Search the records for lines with the word "value" and copy each match.

═════ Dataset content ═════

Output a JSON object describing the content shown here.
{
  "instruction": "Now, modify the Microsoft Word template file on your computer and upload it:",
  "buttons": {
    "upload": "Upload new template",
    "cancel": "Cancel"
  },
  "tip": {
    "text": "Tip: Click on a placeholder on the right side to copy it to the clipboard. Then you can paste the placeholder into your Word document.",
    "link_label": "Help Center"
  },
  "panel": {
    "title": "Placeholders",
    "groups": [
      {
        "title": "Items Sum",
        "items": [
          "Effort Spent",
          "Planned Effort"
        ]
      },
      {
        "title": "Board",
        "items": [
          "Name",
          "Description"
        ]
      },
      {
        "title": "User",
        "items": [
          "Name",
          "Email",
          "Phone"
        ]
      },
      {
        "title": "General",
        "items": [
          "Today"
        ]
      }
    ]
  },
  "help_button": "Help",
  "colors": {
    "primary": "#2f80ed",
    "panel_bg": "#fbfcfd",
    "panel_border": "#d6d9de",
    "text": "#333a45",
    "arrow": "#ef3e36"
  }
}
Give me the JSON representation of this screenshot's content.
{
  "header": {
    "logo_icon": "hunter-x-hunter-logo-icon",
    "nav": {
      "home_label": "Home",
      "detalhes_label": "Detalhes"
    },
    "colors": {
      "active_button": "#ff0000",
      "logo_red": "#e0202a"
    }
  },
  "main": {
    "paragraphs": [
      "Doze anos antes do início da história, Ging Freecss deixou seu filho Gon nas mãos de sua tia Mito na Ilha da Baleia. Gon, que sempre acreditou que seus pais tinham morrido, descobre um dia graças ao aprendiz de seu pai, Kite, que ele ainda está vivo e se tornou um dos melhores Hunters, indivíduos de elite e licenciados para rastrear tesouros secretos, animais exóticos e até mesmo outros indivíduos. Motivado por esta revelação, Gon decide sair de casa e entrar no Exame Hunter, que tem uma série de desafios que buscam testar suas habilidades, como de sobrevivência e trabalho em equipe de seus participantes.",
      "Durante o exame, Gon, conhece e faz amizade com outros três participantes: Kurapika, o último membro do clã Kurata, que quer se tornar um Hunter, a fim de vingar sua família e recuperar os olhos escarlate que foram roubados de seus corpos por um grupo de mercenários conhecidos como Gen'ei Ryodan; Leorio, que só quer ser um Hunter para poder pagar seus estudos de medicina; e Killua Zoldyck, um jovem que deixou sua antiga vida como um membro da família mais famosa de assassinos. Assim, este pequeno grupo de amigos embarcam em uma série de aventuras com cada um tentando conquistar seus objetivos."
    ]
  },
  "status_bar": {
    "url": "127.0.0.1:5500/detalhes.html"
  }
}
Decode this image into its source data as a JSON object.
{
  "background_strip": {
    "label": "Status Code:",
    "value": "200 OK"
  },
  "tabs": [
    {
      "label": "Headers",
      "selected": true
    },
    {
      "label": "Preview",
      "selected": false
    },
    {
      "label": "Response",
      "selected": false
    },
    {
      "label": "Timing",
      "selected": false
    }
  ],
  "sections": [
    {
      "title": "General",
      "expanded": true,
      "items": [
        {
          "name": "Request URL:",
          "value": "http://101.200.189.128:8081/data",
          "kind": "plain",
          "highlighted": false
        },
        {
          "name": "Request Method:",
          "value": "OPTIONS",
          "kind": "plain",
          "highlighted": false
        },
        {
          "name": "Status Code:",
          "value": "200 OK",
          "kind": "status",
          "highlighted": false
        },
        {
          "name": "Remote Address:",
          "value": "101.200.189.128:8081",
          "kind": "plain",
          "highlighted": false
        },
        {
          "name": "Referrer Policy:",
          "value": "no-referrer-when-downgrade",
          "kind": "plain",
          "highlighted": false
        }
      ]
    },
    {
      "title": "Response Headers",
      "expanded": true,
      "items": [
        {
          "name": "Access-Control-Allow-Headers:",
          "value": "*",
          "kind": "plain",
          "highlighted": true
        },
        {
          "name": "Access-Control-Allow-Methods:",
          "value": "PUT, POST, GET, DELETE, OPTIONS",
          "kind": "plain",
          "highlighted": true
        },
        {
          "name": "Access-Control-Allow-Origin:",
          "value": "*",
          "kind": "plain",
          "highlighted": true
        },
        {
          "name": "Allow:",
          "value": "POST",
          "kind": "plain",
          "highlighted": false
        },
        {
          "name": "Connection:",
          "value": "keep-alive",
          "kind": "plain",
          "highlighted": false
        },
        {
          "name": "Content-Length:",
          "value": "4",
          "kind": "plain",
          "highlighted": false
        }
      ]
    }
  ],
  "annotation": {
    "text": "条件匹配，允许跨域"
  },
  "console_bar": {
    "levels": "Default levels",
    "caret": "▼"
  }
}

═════

§ Expected output
    "value": "200 OK"
          "value": "http://101.200.189.128:8081/data",
          "value": "OPTIONS",
          "value": "200 OK",
          "value": "101.200.189.128:8081",
          "value": "no-referrer-when-downgrade",
          "value": "*",
          "value": "PUT, POST, GET, DELETE, OPTIONS",
          "value": "*",
          "value": "POST",
          "value": "keep-alive",
          "value": "4",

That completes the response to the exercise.